## What is needed
Copy each line of the entries below that contains the string "icon".
-- Opening Marker --
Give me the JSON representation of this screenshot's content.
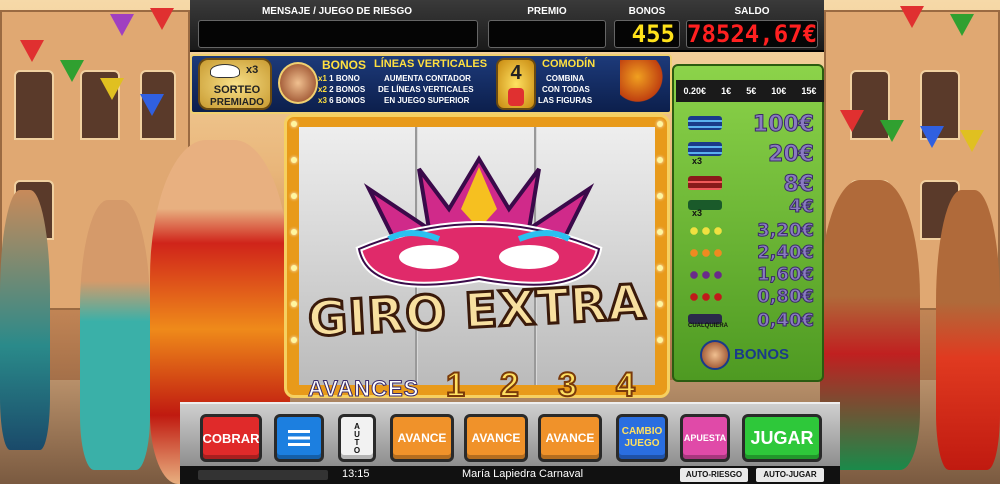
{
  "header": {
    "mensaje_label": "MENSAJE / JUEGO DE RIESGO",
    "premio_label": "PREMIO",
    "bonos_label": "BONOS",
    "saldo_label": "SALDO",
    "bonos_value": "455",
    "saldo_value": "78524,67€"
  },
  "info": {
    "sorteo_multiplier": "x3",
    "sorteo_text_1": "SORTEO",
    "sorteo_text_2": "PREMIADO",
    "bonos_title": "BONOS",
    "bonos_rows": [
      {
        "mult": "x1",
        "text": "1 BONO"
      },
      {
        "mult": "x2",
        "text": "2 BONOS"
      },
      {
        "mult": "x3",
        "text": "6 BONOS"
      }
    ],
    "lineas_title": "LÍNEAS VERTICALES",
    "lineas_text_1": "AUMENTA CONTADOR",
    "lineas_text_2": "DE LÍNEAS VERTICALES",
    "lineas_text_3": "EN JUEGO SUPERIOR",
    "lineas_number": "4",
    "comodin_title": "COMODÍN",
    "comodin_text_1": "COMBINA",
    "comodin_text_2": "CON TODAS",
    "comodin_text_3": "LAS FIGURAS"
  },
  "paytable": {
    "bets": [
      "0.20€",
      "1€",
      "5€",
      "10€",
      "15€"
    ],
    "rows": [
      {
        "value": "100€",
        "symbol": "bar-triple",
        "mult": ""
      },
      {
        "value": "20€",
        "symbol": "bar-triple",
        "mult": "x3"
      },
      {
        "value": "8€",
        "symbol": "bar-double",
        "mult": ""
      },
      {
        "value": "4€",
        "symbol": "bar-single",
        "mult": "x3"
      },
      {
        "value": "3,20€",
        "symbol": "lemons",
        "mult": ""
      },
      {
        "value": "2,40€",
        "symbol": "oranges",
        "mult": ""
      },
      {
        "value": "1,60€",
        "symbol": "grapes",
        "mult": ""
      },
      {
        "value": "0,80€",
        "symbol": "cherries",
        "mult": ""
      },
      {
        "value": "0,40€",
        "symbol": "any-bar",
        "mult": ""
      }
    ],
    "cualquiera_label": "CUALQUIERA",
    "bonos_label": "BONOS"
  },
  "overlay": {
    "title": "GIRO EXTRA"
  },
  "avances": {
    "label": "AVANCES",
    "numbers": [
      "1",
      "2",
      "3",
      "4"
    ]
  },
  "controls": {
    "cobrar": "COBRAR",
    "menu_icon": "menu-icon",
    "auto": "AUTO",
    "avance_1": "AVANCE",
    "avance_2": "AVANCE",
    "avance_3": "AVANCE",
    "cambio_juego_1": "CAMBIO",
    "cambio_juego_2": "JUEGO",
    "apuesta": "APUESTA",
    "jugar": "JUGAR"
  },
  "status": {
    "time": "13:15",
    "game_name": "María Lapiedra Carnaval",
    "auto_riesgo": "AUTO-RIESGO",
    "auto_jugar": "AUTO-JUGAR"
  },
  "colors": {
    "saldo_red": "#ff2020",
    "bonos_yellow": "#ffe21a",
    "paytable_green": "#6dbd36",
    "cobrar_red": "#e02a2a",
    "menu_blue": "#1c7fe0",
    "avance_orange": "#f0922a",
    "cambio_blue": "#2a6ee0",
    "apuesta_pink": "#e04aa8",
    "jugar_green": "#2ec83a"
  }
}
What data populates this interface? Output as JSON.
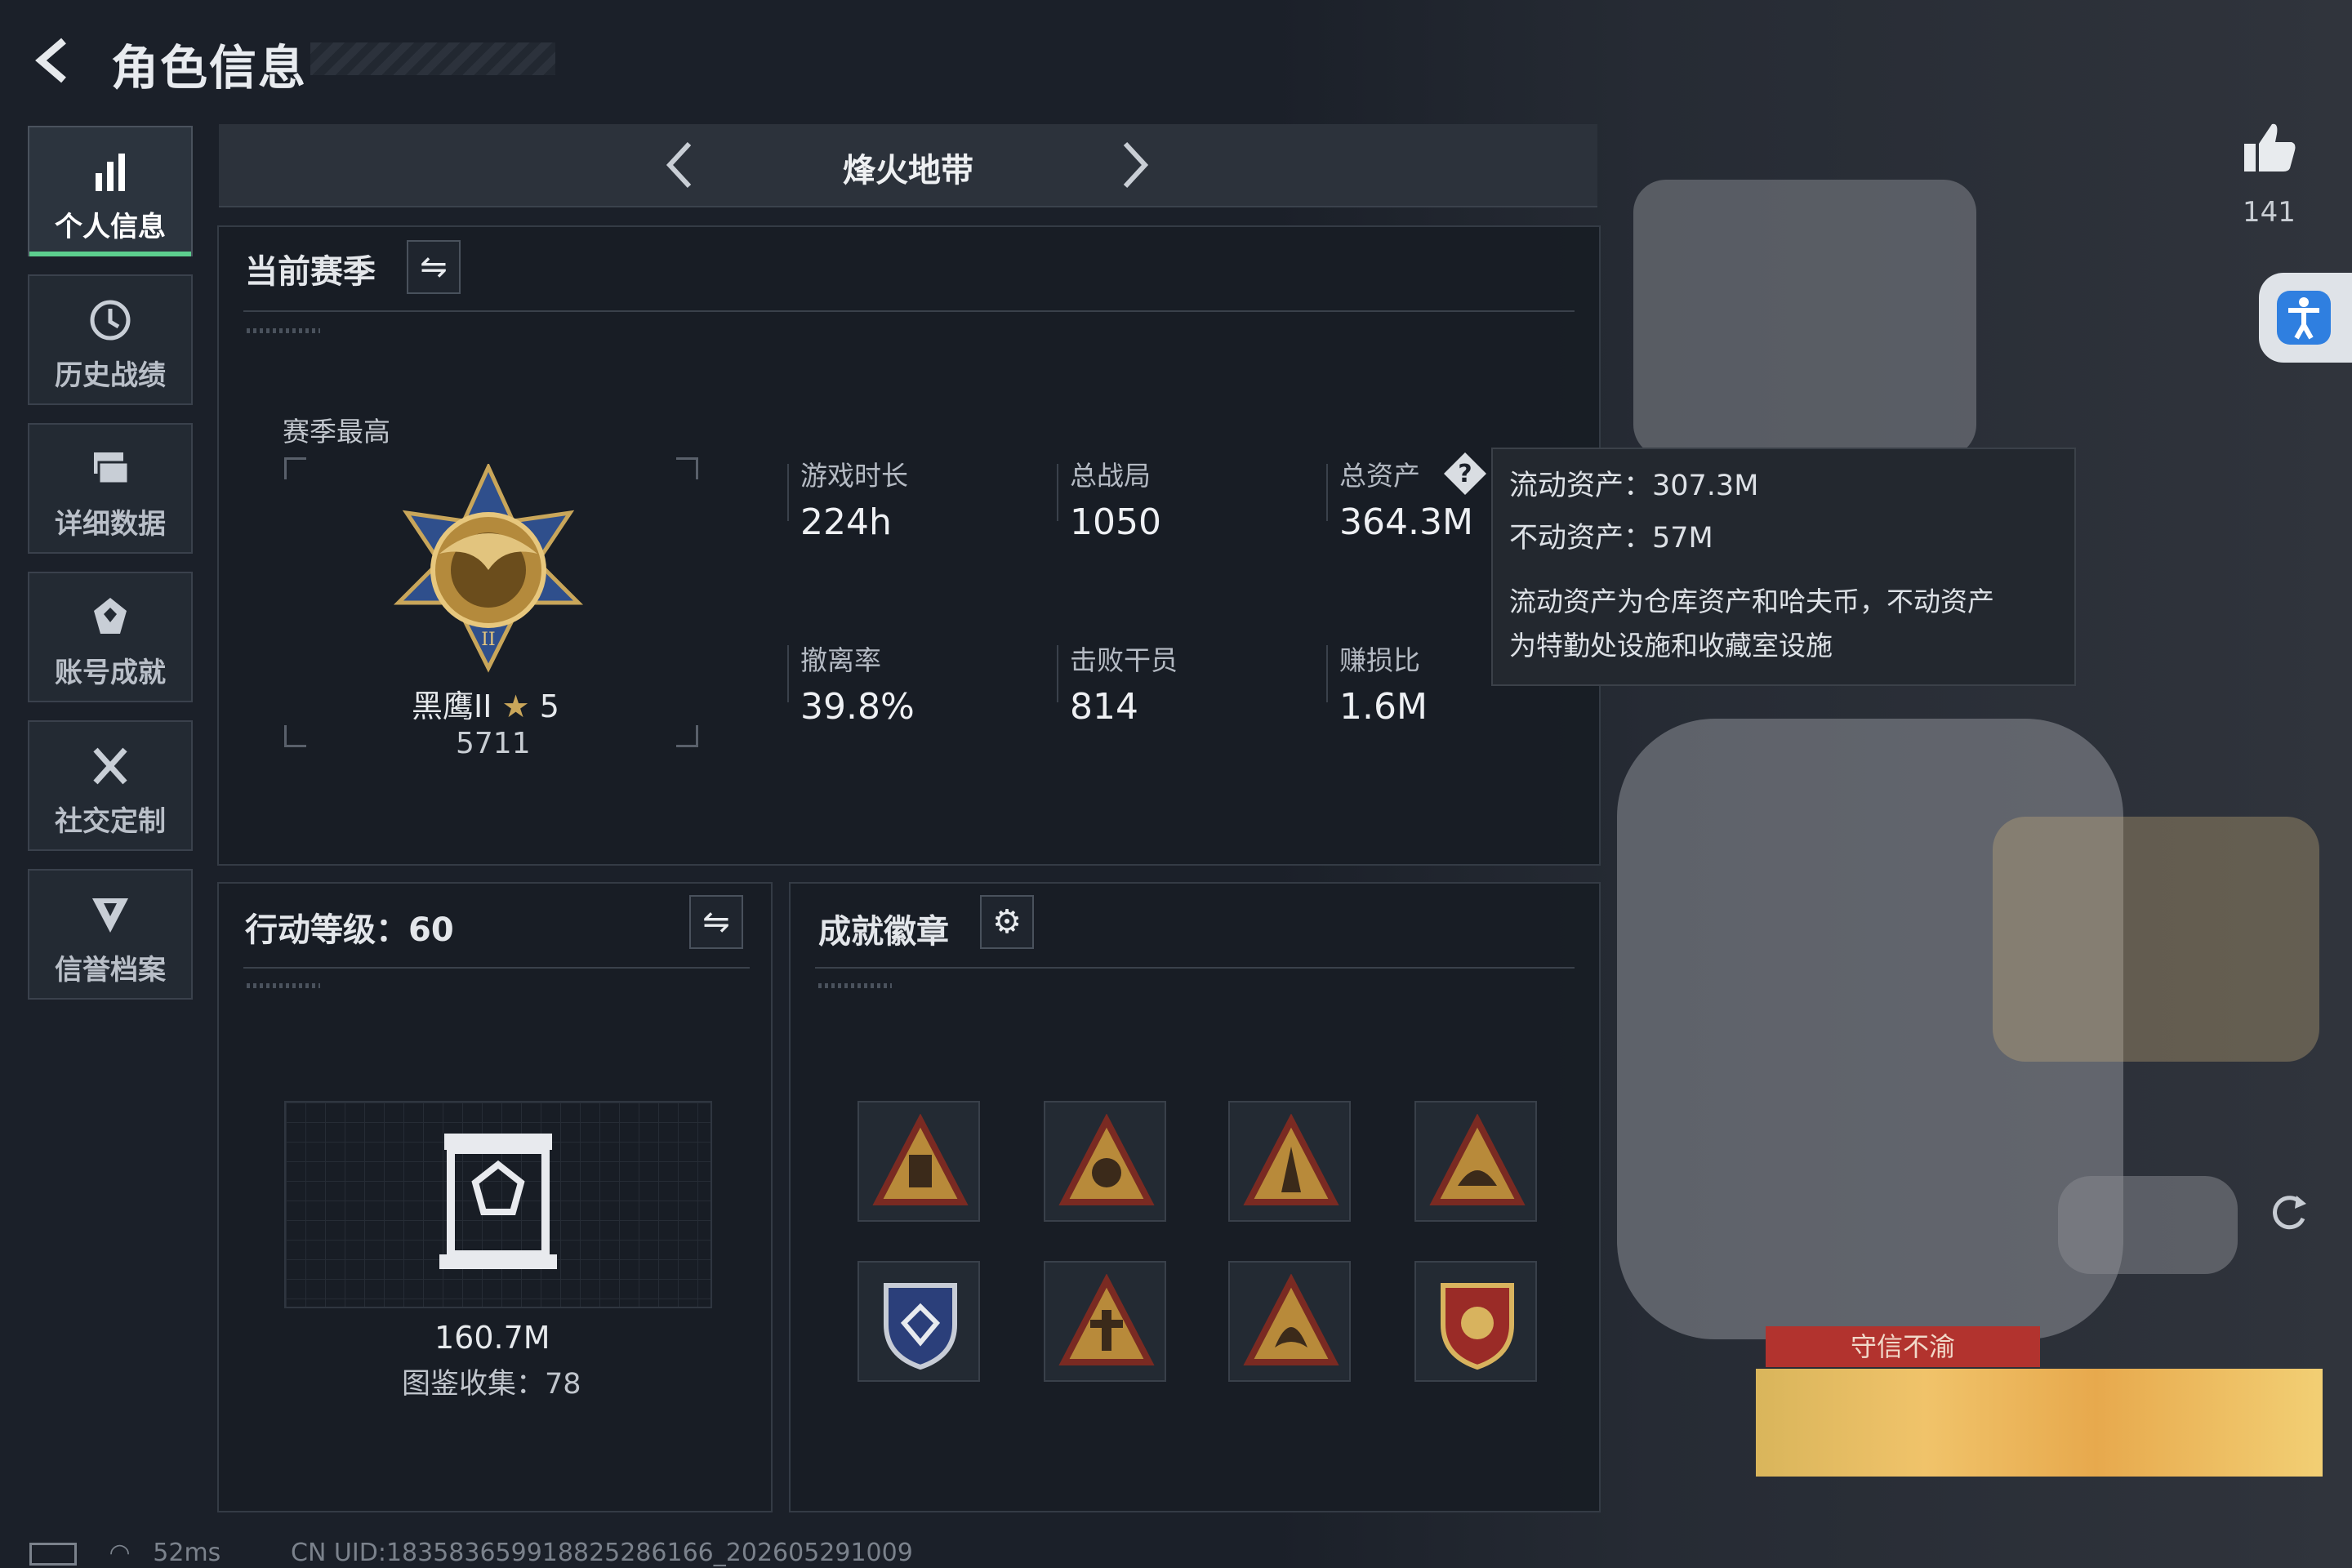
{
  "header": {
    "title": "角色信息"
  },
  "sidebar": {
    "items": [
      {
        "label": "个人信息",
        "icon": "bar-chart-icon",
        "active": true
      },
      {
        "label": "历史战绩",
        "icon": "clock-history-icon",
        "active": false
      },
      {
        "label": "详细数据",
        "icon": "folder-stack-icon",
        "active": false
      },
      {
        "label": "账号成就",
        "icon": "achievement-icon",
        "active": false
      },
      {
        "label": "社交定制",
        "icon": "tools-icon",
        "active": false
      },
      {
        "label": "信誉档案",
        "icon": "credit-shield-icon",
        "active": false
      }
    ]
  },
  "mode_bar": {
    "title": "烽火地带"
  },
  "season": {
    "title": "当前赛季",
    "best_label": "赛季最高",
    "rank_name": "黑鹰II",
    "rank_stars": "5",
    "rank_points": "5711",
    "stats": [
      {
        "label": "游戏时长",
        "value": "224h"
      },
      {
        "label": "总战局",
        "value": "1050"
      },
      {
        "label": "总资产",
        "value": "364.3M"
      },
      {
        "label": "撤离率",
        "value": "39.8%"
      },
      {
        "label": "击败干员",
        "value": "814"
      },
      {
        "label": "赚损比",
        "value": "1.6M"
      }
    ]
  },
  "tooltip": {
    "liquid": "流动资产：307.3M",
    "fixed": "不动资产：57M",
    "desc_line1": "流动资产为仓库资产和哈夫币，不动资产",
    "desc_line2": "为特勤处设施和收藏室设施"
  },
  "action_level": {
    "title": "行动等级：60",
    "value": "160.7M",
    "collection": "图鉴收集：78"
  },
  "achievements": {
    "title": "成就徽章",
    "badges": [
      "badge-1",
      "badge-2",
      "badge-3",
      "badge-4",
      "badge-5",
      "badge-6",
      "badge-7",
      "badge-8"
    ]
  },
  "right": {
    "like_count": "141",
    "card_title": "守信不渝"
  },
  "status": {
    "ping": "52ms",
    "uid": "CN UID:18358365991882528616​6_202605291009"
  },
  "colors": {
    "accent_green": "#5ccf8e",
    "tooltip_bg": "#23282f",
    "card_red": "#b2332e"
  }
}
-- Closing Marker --
## Written reply
    "menu_icon": "menu-icon",
        "icon": "bar-chart-icon",
        "icon": "clock-history-icon",
        "icon": "folder-stack-icon",
        "icon": "achievement-icon",
        "icon": "tools-icon",
        "icon": "credit-shield-icon",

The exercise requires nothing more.